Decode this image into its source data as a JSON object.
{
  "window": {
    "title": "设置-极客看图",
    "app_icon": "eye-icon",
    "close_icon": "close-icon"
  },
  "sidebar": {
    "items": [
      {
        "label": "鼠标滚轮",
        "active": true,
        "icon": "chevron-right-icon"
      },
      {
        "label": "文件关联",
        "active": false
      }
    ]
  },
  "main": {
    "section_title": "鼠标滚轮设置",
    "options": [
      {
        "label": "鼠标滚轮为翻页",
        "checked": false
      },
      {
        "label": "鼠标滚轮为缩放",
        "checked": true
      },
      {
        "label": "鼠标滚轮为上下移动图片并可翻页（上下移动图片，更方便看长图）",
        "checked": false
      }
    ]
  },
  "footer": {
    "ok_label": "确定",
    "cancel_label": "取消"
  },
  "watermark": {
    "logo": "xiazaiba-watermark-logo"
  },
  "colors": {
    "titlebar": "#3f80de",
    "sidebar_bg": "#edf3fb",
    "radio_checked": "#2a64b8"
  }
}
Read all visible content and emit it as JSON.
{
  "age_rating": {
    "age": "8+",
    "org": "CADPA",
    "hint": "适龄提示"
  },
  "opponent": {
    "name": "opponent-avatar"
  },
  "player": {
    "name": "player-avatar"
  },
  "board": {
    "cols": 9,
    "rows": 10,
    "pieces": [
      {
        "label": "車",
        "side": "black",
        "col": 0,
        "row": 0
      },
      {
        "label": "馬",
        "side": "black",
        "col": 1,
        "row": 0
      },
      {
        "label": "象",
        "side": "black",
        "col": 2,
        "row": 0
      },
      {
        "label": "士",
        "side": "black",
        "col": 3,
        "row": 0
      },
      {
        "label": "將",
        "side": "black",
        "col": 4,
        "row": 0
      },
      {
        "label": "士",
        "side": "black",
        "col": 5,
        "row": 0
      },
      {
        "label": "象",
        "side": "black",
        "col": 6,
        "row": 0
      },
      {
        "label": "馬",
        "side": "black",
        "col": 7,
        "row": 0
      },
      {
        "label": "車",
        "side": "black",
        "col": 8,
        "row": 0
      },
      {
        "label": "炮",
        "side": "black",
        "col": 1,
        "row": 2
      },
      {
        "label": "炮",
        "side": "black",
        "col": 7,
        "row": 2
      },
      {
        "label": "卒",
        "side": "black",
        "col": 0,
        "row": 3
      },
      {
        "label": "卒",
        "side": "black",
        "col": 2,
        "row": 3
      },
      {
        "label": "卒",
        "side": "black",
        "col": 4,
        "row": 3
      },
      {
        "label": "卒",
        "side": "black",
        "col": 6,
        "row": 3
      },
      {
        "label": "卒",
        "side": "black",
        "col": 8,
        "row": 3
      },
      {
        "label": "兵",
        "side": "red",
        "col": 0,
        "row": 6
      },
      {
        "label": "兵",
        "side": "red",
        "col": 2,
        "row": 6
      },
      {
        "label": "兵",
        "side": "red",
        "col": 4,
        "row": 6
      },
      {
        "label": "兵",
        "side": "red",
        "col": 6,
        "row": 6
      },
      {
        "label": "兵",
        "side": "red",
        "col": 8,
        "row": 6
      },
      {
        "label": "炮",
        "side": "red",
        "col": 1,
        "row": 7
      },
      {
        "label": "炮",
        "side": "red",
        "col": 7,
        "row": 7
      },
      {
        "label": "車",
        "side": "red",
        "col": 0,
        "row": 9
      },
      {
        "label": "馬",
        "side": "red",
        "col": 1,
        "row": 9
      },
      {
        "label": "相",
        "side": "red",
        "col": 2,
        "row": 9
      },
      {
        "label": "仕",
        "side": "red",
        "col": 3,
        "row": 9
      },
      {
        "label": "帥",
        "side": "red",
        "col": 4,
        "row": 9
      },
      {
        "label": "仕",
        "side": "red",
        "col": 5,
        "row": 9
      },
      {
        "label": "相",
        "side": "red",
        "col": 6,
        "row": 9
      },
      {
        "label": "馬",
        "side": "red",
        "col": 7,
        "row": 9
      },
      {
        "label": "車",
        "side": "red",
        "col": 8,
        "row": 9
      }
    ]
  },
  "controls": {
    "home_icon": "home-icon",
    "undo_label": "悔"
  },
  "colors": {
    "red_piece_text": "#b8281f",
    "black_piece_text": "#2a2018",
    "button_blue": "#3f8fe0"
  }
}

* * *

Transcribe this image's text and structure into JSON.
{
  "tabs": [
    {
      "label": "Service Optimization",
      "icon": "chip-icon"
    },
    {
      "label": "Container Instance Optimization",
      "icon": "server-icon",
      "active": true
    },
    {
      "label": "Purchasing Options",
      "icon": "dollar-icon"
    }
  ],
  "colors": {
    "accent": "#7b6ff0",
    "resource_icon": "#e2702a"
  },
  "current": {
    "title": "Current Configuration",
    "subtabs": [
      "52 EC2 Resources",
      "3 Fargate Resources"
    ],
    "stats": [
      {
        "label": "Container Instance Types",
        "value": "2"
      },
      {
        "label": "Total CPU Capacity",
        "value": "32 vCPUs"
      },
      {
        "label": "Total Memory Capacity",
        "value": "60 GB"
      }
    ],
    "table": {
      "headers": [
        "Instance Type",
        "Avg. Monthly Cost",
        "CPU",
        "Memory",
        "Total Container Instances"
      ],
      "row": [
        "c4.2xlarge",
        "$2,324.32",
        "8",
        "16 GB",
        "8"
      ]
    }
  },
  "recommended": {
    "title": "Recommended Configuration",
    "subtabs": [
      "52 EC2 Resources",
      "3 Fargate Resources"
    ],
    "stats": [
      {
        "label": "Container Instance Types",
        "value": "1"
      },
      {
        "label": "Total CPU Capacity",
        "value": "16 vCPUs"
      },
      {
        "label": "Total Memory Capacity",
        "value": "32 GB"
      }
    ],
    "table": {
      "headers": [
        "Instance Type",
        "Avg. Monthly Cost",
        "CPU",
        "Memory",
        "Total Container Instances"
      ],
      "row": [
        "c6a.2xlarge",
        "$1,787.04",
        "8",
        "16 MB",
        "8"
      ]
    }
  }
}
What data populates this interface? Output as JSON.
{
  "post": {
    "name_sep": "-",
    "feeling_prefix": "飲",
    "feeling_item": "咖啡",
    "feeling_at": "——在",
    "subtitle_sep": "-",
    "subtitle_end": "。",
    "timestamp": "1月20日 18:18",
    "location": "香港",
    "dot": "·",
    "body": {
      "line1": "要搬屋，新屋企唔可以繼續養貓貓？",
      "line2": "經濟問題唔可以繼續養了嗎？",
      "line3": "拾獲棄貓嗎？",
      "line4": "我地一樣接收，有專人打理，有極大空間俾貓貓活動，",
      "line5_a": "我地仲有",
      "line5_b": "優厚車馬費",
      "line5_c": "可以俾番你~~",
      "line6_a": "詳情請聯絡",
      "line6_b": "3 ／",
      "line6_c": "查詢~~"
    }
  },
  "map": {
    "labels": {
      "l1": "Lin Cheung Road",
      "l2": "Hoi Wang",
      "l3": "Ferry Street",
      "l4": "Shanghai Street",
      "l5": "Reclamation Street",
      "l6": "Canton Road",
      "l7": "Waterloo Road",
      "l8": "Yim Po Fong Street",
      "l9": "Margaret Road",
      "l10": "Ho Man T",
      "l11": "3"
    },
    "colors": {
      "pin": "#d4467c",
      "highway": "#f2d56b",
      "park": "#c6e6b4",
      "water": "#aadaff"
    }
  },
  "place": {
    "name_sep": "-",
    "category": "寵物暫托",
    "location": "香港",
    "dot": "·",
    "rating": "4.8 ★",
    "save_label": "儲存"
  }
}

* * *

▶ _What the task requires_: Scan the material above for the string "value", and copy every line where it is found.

▶ _Answer to this task_:
        "value": "2"
        "value": "32 vCPUs"
        "value": "60 GB"
        "value": "1"
        "value": "16 vCPUs"
        "value": "32 GB"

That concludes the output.